◆ **WHAT TO PRODUCE**
Send each entry back exactly as given, pictures excluded.
++++
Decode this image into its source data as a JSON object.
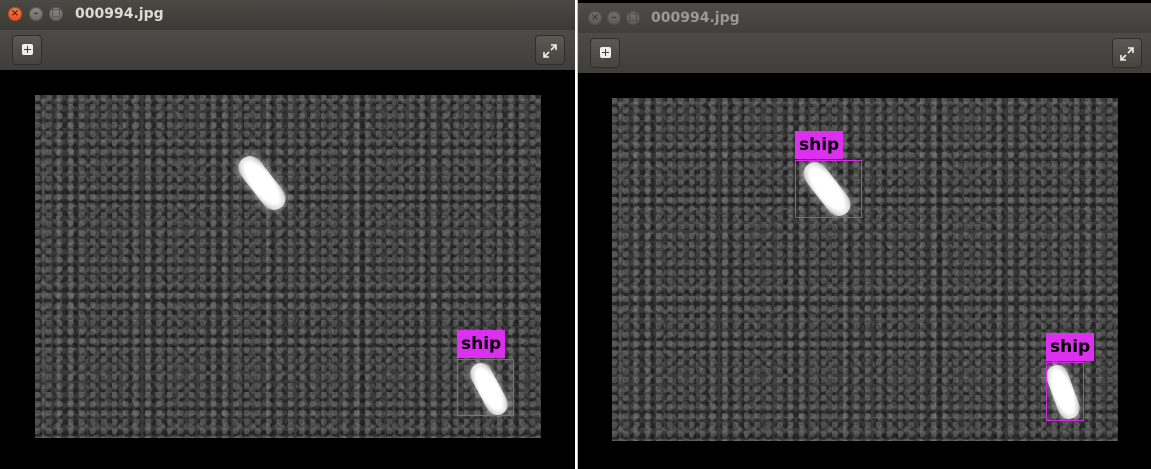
{
  "windows": {
    "left": {
      "title": "000994.jpg",
      "detections": [
        {
          "label": "ship"
        }
      ]
    },
    "right": {
      "title": "000994.jpg",
      "detections": [
        {
          "label": "ship"
        },
        {
          "label": "ship"
        }
      ]
    }
  },
  "icons": {
    "close": "close-icon",
    "minimize": "minimize-icon",
    "maximize": "maximize-icon",
    "add": "add-icon",
    "expand": "expand-icon"
  },
  "colors": {
    "bbox": "#d02ee0",
    "label_bg": "#dd2ff0",
    "titlebar": "#3b3a36",
    "close_button": "#e2531e"
  }
}
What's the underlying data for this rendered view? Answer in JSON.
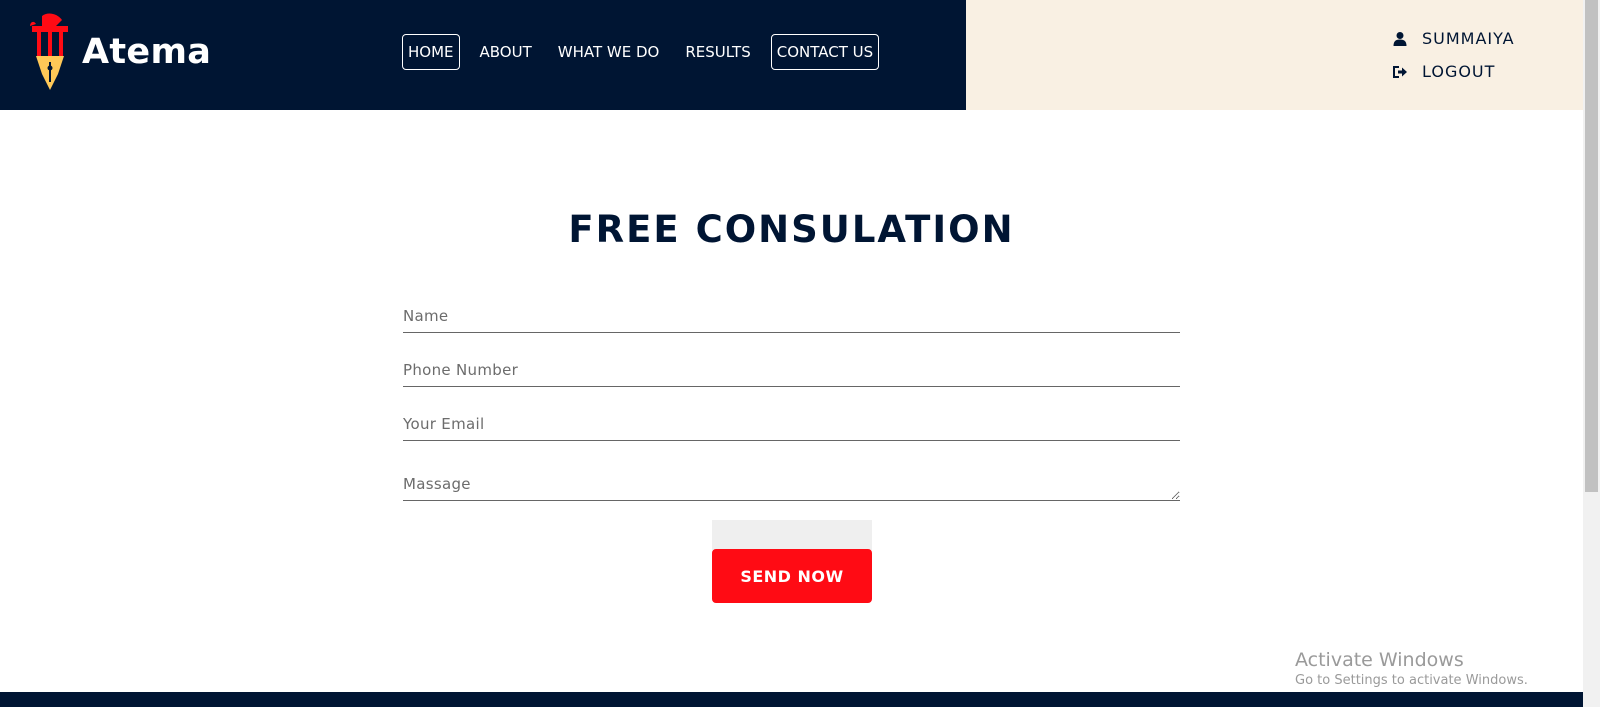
{
  "brand": {
    "name": "Atema",
    "logo_icon": "pen-pillar-logo",
    "colors": {
      "navy": "#001533",
      "cream": "#f9f0e3",
      "red": "#ff0b14",
      "gold": "#ffc857"
    }
  },
  "nav": {
    "items": [
      {
        "label": "HOME",
        "bordered": true
      },
      {
        "label": "ABOUT",
        "bordered": false
      },
      {
        "label": "WHAT WE DO",
        "bordered": false
      },
      {
        "label": "RESULTS",
        "bordered": false
      },
      {
        "label": "CONTACT US",
        "bordered": true
      }
    ]
  },
  "user_menu": {
    "username": "SUMMAIYA",
    "user_icon": "user-icon",
    "logout_label": "LOGOUT",
    "logout_icon": "logout-icon"
  },
  "form": {
    "title": "FREE CONSULATION",
    "name_placeholder": "Name",
    "phone_placeholder": "Phone Number",
    "email_placeholder": "Your Email",
    "message_placeholder": "Massage",
    "submit_label": "SEND NOW"
  },
  "watermark": {
    "title": "Activate Windows",
    "subtitle": "Go to Settings to activate Windows."
  }
}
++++
◆ **ANSWER TO THE EXERCISE**
Decode this image into its source data as a JSON object.
{
  "windows": {
    "left": {
      "title": "000994.jpg",
      "detections": [
        {
          "label": "ship"
        }
      ]
    },
    "right": {
      "title": "000994.jpg",
      "detections": [
        {
          "label": "ship"
        },
        {
          "label": "ship"
        }
      ]
    }
  },
  "icons": {
    "close": "close-icon",
    "minimize": "minimize-icon",
    "maximize": "maximize-icon",
    "add": "add-icon",
    "expand": "expand-icon"
  },
  "colors": {
    "bbox": "#d02ee0",
    "label_bg": "#dd2ff0",
    "titlebar": "#3b3a36",
    "close_button": "#e2531e"
  }
}
What's the underlying data for this rendered view? Answer in JSON.
{
  "brand": {
    "name": "Atema",
    "logo_icon": "pen-pillar-logo",
    "colors": {
      "navy": "#001533",
      "cream": "#f9f0e3",
      "red": "#ff0b14",
      "gold": "#ffc857"
    }
  },
  "nav": {
    "items": [
      {
        "label": "HOME",
        "bordered": true
      },
      {
        "label": "ABOUT",
        "bordered": false
      },
      {
        "label": "WHAT WE DO",
        "bordered": false
      },
      {
        "label": "RESULTS",
        "bordered": false
      },
      {
        "label": "CONTACT US",
        "bordered": true
      }
    ]
  },
  "user_menu": {
    "username": "SUMMAIYA",
    "user_icon": "user-icon",
    "logout_label": "LOGOUT",
    "logout_icon": "logout-icon"
  },
  "form": {
    "title": "FREE CONSULATION",
    "name_placeholder": "Name",
    "phone_placeholder": "Phone Number",
    "email_placeholder": "Your Email",
    "message_placeholder": "Massage",
    "submit_label": "SEND NOW"
  },
  "watermark": {
    "title": "Activate Windows",
    "subtitle": "Go to Settings to activate Windows."
  }
}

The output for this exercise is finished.